Writing a will is a key part of effective estate planning. Your last will and testament, commonly known simply as a “will”, is the document that states the beneficiaries for each of your assets and names an executor for your estate, with beneficiaries being the individuals who inherit parts of the state or who benefit from a trust, and the executor being the individual who ensures that the plans you write into your will are carried out accordingly.
It is never too soon to write your will. If you’re not sure how to get started with your will, talk to an elder law attorney in Tacoma to get a better sense of the process and what it entails. Here a few important steps to follow to write an effective will:
Name All of your Assets as Clearly as Possible
The more detail you provide about your assets and their intended beneficiaries, the more effective your will is when your estate enters the probate process. It is important to name all of the assets you want to leave to beneficiaries in your will and be as specific as possible about them so there is no confusion about which assets you are referring to.
Name the Beneficiaries who Will Receive these Assets
You can choose to leave all of your assets to one individual, like your spouse, or you can choose to leave your assets to multiple beneficiaries. In your will, be clear about the assets each beneficiary receives and whether or not the assets are to be tied to a trust.
Choose a Responsible Executor
An executor’s job is to close a will. This can be a complex task. Some individuals choose to avoid creating family rifts by appointing their lawyers as their wills’ executors. Whether you appoint your lawyer or a family member as your will’s executor is a personal choice, but the most important thing is that you choose somebody you can trust to respect your wishes.
Name a Guardian for your Minor Children
If you have one or more minor children when you write your will, include the names of the individuals who are to become their guardians in the event of your death in the will. Choose multiple potential guardians and list them in order of your preference, because there is the chance that in the event of your death, your first choice of guardian will not be able to take your children in.
Notarize your Will
In Washington state, you are not required to have your will notarized for it to be legally enforceable.
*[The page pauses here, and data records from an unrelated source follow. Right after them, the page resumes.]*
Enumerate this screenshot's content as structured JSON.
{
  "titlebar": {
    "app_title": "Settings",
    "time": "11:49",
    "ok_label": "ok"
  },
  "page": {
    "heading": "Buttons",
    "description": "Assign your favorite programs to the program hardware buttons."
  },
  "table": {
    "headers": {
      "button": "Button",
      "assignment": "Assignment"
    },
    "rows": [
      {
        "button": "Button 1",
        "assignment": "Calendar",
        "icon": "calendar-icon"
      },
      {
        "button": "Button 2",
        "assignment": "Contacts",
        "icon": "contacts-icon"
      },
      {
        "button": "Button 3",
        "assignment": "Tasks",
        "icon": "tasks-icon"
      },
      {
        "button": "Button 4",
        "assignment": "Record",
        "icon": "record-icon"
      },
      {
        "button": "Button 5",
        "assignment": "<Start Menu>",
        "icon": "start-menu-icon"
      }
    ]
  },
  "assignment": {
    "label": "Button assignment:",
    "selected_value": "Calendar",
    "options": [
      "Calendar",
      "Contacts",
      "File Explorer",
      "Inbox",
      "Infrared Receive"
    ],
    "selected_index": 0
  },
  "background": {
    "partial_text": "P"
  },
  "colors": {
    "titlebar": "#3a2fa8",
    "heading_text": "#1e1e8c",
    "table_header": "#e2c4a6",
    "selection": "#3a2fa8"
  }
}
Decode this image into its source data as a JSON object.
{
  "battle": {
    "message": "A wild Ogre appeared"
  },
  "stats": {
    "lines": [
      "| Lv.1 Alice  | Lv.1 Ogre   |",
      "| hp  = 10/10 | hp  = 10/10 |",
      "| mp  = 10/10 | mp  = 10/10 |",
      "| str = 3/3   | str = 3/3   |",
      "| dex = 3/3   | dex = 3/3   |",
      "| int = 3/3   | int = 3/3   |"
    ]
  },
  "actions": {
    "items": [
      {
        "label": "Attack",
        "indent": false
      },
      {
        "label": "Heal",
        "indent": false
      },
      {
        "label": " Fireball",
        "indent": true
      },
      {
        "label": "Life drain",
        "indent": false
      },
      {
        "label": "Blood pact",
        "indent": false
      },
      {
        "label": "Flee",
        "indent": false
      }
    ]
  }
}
But having it notarized is a good idea because it gives your will an additional layer of protection against disputes from loved ones after you pass away. You do, however, need two witnesses to sign your will in order to make it valid.
Be Proactive and Plan for the Future with a Tacoma Estate Planning Lawyer
At Alliance Law Group, PS, we are here to help you make productive choices for your estate’s future. Whether you already have estate plans in place and simply need to update your existing will or you need to create a new will from scratch, our team of experienced estate planning lawyers is here for you. Contact our office today to set up your initial legal consultation with us.